Another benefit to acting as facilitator in a market can be helping people reduce their concern about “information asymmetry” – when one party in a transaction has more information than another. In the real estate market in particular, sellers of houses have far more information than buyers. Real estate brokerages act as facilitators in verifying information and ensuring fair transactions.
In today’s tight real estate market, these brokers have been big winners. With such high demand, brokers are nearly guaranteed to complete transactions due to the abundance of buyers. And one real estate broker taking advantage in this environment is RE/MAX (RMAX).
It’s a franchising real estate brokerage business with more than 100,000 agents across the globe. Like other real estate brokers, RE/MAX makes money off the commissions from selling homes. This is obviously a cyclical business, with revenue driven largely by demand from the housing market.
RE/MAX is also a franchising business, which means it develops a network of affiliated real estate brokerage offices across its geographic locations. RE/MAX provides the brand name, training, and infrastructure, while the franchisees run the operations and make investments in the business. This leads to a highly “asset light” business model for RE/MAX.

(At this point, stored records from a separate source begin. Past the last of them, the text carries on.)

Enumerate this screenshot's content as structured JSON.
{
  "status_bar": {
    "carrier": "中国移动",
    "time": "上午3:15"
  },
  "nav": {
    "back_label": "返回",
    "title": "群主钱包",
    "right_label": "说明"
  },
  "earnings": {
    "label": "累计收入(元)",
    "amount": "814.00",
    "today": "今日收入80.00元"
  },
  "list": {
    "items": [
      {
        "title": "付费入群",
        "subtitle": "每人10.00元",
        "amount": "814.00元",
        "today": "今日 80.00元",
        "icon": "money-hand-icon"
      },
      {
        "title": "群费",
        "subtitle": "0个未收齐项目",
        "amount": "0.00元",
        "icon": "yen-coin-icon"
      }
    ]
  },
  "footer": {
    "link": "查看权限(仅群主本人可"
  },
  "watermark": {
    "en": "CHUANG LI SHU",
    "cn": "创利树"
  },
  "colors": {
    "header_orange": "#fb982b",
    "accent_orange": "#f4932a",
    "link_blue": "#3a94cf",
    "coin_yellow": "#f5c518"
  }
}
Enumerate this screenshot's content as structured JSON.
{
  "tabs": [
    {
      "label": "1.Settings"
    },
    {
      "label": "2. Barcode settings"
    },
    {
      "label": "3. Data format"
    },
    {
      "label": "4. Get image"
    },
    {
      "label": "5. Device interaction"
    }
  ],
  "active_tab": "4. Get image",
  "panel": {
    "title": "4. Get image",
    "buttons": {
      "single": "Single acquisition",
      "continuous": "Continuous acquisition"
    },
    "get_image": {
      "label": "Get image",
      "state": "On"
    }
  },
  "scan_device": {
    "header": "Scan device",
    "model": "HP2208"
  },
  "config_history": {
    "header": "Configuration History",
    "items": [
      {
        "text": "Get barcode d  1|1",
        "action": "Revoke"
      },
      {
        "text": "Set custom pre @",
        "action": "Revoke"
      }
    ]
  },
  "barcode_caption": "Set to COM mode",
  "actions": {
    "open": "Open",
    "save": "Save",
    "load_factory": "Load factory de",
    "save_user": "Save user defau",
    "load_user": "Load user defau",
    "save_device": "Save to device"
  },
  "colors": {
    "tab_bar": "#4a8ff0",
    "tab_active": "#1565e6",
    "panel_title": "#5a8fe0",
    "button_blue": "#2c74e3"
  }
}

Investors would likely think that as a franchising brokerage, RE/MAX would be undergoing a boom as demand has recently outpaced supply. And yet, looking at the company’s as-reported return on assets (“ROA”), RE/MAX appears to have declining returns.
The company’s as-reported ROA has fallen from 15% in 2012 to 9% last year. It appears RE/MAX has been unable to capitalize on demand trends in the housing market and is thus seeing deteriorating returns…
However, due to distortions in as-reported accounting – including the treatment of goodwill – this picture of RE/MAX’s performance isn’t accurate. That means the market has missed the mark about the strength of RE/MAX’s returns.
The company’s Uniform ROAs have been at least four times higher than as-reported metrics since 2012. Consider last year… RE/MAX’S Uniform ROA was 69%, compared with the 9% as-reported figure.
The company’s franchising model has been hugely beneficial and has thus led to superior returns. RE/MAX allows its real estate agents to keep around 95% of commissions and instead requires monthly and annual fees. This makes the business model less cyclical. Additionally, RE/MAX has benefitted from expanding agent numbers worldwide.
However, understanding how strong the company’s historical returns have been doesn’t explain if the stock is undervalued or overvalued…
To see if RE/MAX can continue to create value for shareholders, we can use the Embedded Expectations Framework and easily determine market valuations.
The chart below explains the company’s historical corporate performance levels, in terms of ROA (dark blue bars) versus what sell-side analysts think the company is going to do in the next two years (light blue bars) and what the market is pricing in at current valuations (white bars).
As you can see, analysts forecast RE/MAX’s returns to decline modestly from 69% to 60%. On the other hand, the market is pricing in returns to collapse all the way to 14%. This is well below RE/MAX’s returns in any previous year.
If RE/MAX is able to continue expanding its reach through the use of franchising and take advantage of increased demand for homes, these expectations are likely to be too pessimistic. And again, RE/MAX is less cyclical than other brokerages due to the nature of its contracts with agents. This limits the downside risk, as the company maintains much of its fixed fees.
Without Uniform Accounting, investors would miss the company’s strong ROA. They might see RE/MAX as a firm with average, declining returns… and not one with robust profitability that isn’t likely to collapse as the market expects.
If RE/MAX can continue to execute on its franchising strategy and business model, RMAX shares could be primed for upside ahead.
October 6, 2020